WHAT IS EXPECTED:
Check each line of the listing below for the string "JSON", then give only the number of lines where it occurs.

TASK DATA:

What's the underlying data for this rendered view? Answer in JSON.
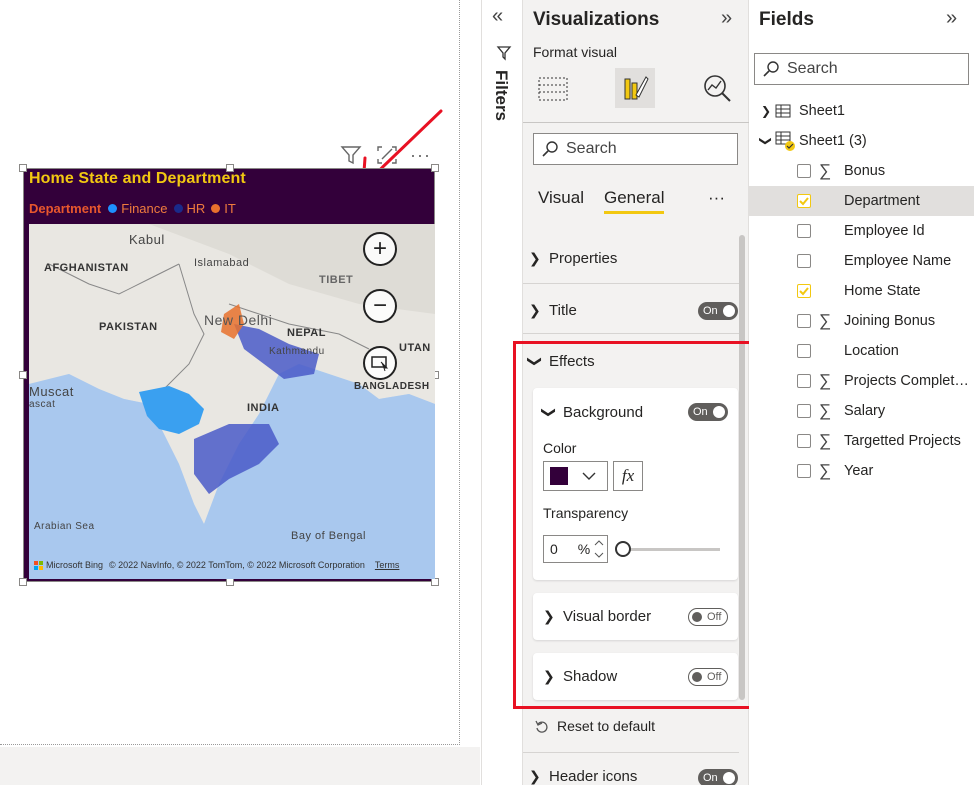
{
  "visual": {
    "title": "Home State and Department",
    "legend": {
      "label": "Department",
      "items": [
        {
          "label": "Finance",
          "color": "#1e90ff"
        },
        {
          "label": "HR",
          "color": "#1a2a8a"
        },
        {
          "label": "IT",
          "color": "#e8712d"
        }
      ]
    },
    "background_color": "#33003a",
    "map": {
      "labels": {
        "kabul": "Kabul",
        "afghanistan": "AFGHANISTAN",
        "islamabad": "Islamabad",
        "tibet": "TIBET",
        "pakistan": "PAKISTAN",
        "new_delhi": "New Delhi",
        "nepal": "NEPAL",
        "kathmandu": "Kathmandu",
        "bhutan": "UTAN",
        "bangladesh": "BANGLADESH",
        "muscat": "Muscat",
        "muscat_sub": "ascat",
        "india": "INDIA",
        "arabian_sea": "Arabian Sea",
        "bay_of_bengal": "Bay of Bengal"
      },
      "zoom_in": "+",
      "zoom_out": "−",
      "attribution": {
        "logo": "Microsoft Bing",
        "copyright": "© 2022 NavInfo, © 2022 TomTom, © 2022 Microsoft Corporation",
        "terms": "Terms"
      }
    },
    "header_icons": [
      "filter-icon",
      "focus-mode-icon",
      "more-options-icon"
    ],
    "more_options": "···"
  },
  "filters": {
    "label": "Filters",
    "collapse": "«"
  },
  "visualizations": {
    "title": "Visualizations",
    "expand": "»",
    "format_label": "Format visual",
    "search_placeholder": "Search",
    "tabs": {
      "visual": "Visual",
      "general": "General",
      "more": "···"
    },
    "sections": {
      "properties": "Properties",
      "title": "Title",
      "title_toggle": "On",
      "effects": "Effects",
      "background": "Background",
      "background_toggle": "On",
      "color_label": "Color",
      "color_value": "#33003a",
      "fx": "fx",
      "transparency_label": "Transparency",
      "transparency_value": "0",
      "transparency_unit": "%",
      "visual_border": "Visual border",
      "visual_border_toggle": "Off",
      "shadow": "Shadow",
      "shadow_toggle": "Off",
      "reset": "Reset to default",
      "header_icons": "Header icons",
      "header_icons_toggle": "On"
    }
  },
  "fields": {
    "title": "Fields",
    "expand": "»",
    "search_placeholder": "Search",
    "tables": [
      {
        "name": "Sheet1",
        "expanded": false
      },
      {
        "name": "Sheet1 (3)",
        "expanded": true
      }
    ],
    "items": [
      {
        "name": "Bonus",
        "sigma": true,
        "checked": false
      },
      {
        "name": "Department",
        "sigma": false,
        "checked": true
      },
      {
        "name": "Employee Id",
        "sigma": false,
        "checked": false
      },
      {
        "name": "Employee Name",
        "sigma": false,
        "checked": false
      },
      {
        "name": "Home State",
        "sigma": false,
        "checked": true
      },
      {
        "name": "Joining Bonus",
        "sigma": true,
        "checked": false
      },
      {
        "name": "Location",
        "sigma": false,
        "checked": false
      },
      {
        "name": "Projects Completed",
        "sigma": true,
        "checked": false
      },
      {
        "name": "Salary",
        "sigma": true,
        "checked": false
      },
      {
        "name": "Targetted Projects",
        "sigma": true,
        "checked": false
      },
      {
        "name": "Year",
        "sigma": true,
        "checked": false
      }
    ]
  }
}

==

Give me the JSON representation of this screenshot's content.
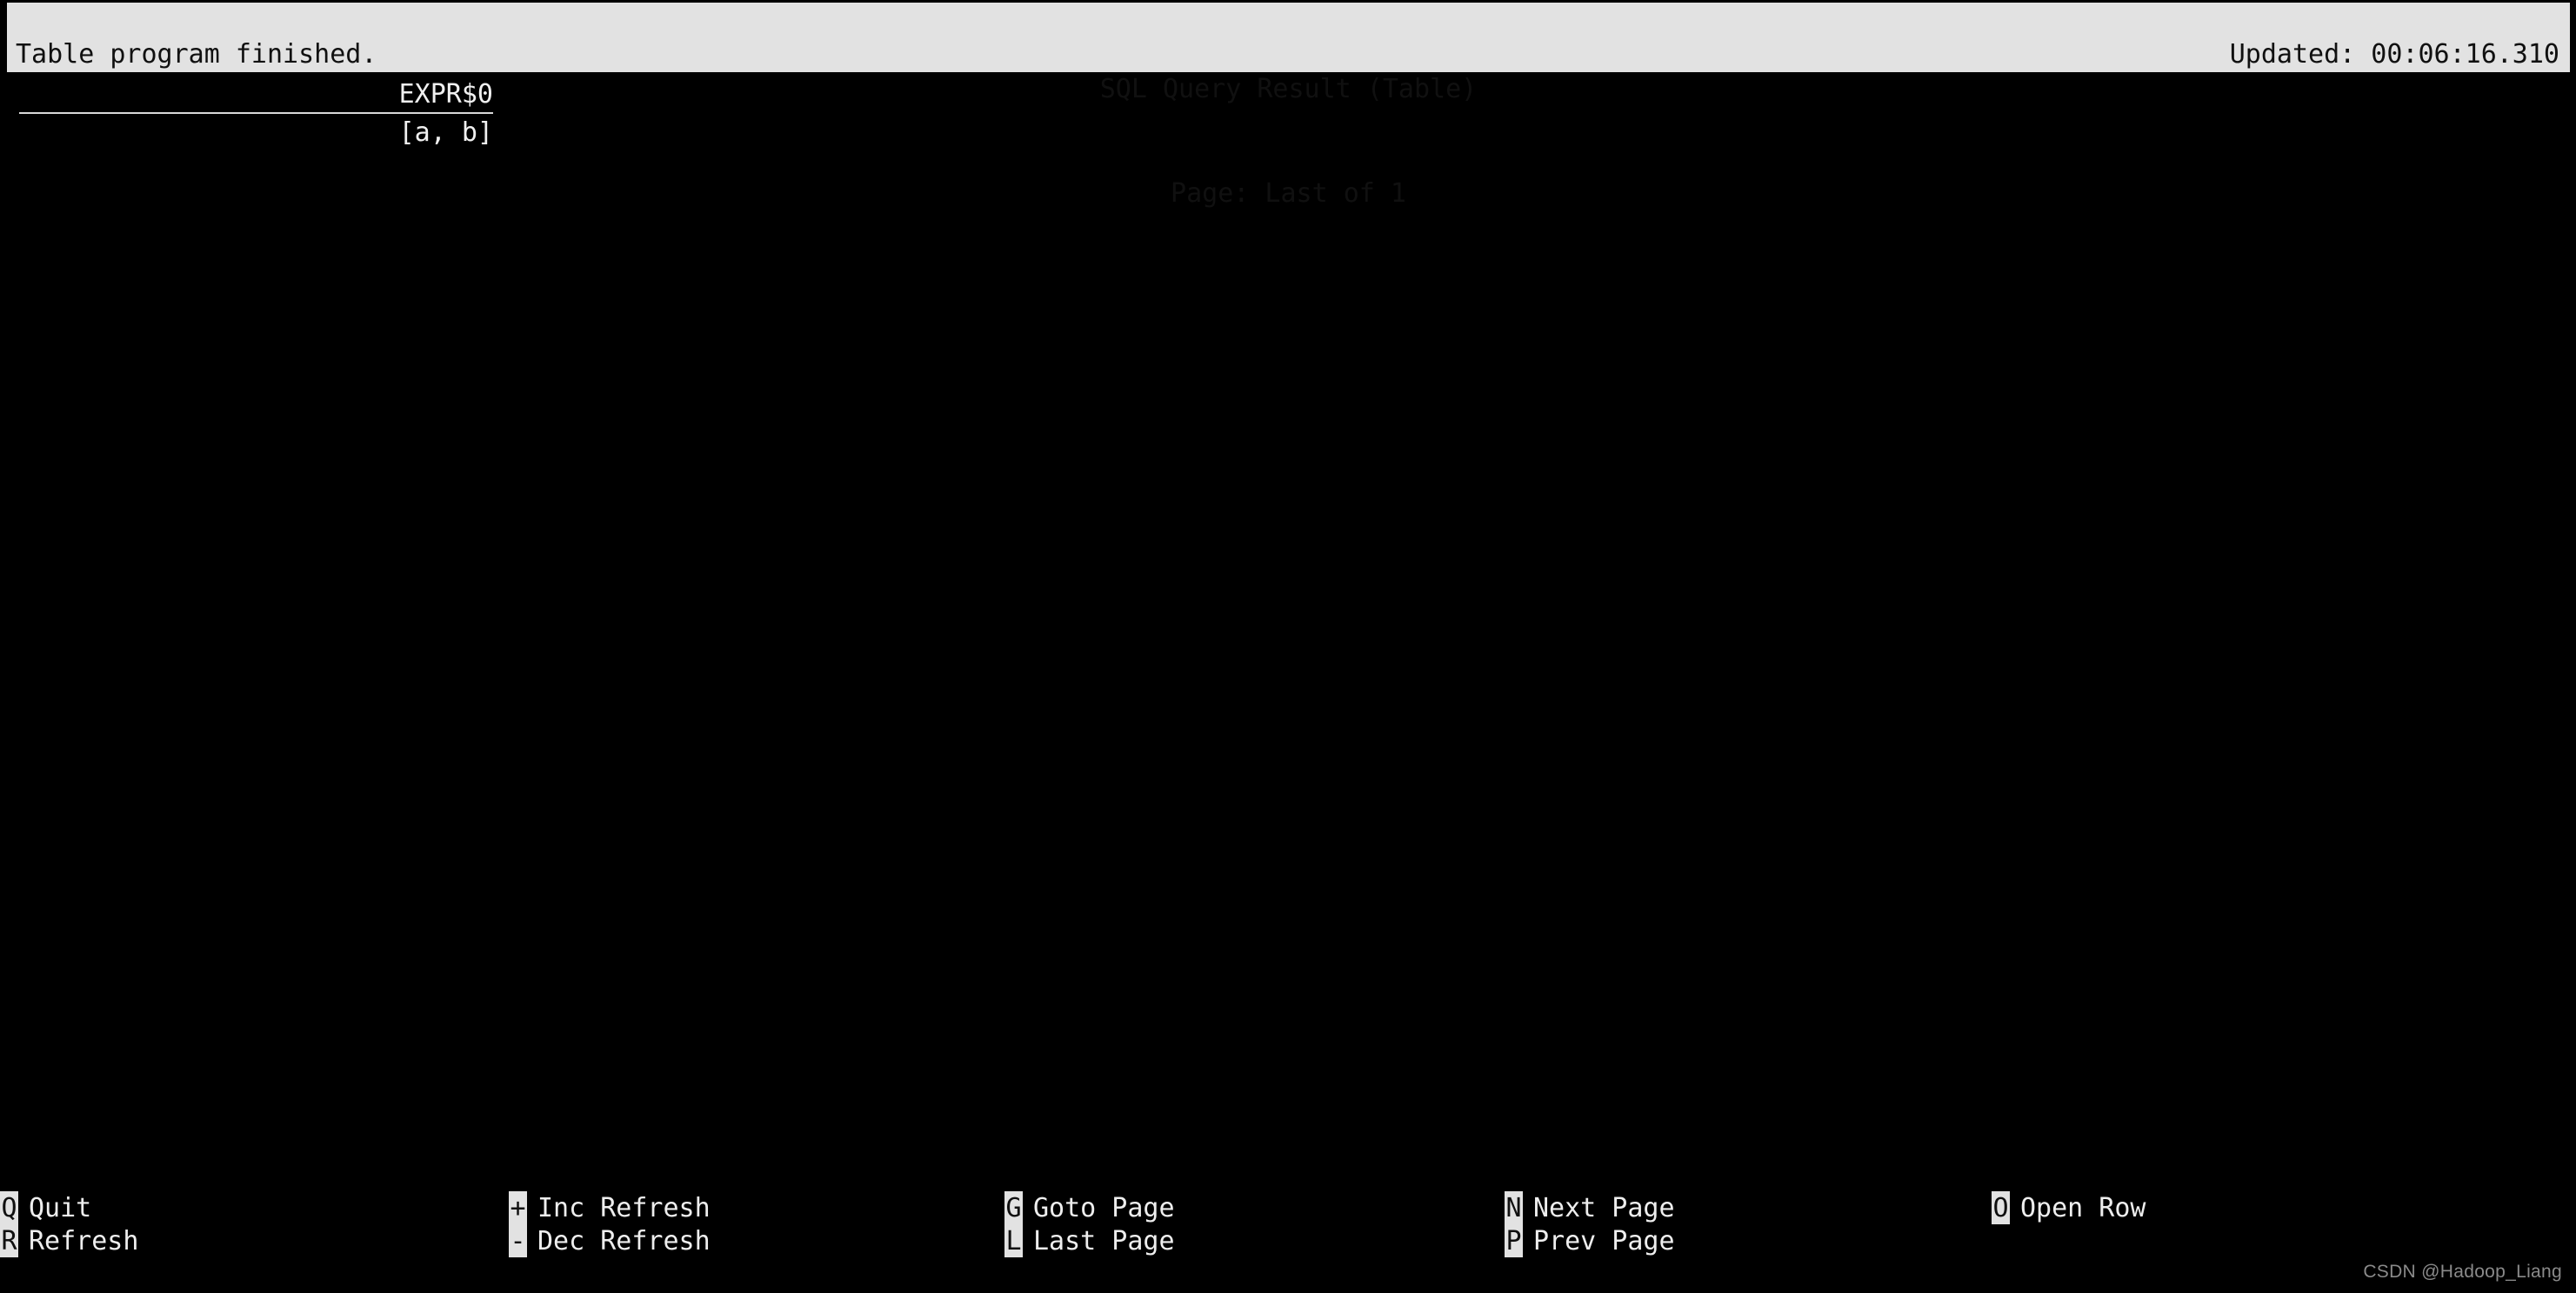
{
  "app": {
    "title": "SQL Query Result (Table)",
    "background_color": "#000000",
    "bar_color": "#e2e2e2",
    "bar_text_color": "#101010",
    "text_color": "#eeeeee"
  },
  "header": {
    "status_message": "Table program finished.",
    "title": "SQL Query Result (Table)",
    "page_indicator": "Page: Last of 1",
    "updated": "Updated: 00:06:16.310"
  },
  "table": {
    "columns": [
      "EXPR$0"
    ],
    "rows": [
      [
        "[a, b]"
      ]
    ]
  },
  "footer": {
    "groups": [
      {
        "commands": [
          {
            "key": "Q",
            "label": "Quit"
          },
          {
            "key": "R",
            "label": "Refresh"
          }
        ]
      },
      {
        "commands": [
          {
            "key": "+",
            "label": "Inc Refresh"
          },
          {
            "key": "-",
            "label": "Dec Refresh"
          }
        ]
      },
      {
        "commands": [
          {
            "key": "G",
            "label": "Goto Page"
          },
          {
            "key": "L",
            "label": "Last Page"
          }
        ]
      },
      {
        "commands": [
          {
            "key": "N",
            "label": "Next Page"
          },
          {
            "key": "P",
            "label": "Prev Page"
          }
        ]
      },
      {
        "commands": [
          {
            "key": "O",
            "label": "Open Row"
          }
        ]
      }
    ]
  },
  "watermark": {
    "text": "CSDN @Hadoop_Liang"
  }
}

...

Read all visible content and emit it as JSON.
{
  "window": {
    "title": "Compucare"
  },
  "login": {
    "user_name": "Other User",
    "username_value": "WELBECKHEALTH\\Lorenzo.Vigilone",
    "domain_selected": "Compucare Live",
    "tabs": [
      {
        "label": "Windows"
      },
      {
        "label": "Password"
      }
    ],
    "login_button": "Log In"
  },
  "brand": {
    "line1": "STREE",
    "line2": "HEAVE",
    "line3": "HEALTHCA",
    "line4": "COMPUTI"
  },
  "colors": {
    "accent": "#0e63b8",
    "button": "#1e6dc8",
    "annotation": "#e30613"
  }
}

ANSWER:
3